# WHAT YOU ARE ASKED TO DO
Count every line in the entries that follow where the word "Usuário" appears, then state only the total.

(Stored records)
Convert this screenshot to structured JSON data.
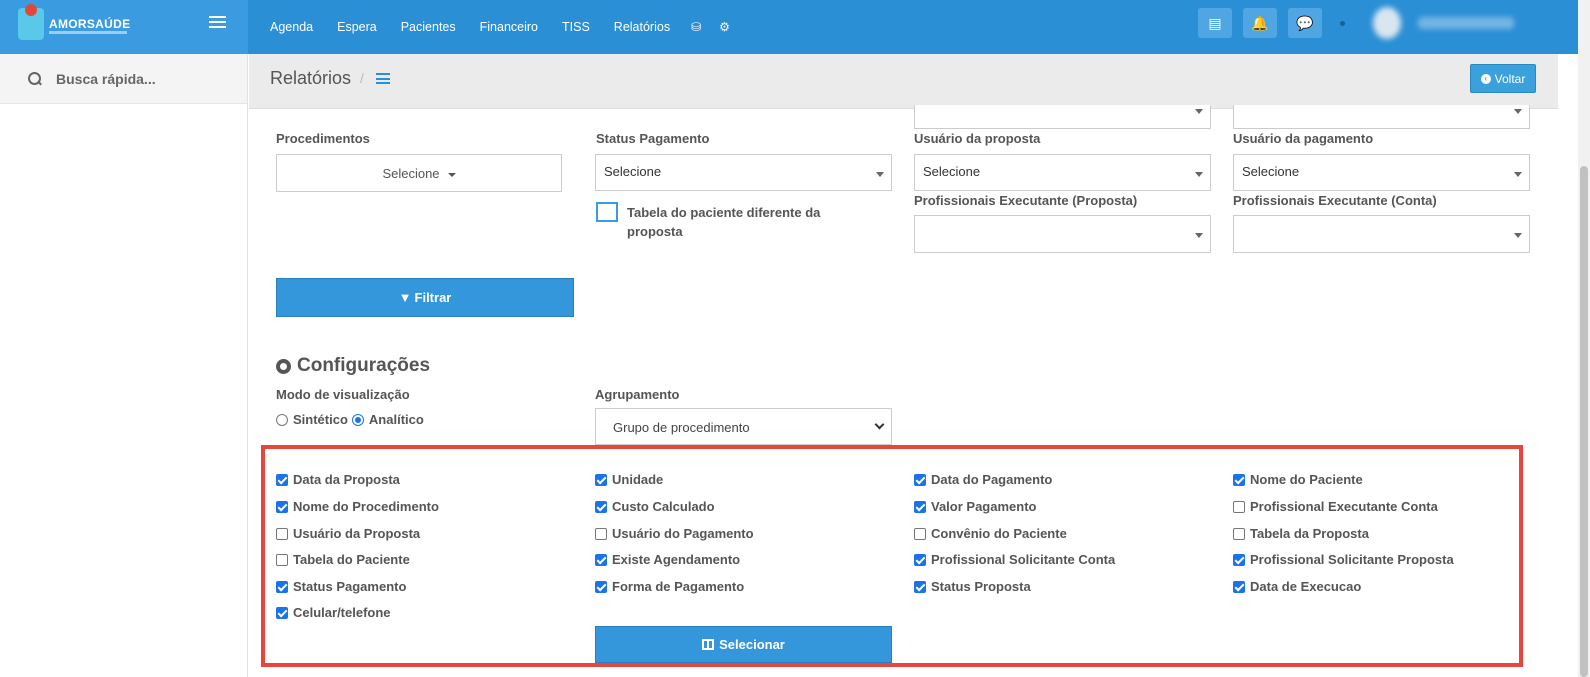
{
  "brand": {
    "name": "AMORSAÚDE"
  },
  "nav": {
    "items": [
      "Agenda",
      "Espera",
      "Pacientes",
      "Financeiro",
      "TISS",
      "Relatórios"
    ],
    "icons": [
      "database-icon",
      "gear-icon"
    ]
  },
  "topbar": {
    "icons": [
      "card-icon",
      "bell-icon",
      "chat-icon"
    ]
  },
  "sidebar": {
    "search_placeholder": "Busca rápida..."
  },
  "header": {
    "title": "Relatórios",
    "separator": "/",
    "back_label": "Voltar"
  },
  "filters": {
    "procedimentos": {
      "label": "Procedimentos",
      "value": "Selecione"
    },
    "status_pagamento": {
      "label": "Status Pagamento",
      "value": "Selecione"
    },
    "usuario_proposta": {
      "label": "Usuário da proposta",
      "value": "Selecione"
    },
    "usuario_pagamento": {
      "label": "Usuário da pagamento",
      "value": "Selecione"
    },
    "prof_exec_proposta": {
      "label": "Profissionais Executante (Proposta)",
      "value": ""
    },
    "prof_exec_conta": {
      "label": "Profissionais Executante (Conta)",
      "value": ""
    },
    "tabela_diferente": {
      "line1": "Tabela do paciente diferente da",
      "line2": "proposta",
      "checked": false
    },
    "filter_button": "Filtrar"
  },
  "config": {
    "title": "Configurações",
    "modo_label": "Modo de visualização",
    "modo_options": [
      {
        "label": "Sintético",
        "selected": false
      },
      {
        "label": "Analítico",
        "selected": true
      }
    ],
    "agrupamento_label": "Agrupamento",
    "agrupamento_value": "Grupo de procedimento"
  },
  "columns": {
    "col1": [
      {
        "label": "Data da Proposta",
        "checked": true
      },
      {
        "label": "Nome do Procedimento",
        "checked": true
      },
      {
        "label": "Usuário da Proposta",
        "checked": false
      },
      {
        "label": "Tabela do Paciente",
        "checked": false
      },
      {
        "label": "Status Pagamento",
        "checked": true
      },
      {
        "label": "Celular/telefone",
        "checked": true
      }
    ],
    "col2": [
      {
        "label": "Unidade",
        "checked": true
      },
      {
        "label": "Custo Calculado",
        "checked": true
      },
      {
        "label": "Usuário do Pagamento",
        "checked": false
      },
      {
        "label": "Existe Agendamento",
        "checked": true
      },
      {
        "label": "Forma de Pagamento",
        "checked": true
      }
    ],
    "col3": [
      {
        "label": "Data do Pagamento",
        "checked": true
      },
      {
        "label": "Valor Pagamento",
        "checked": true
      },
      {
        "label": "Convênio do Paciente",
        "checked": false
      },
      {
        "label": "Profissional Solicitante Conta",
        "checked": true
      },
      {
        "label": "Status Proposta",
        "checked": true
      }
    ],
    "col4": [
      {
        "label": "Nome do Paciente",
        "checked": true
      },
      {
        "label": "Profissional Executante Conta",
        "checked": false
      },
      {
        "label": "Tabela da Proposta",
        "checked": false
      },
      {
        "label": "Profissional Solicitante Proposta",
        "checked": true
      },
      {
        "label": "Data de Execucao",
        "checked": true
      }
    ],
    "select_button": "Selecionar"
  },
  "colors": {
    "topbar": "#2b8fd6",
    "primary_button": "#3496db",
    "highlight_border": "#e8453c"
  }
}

# RESPONSE AREA
4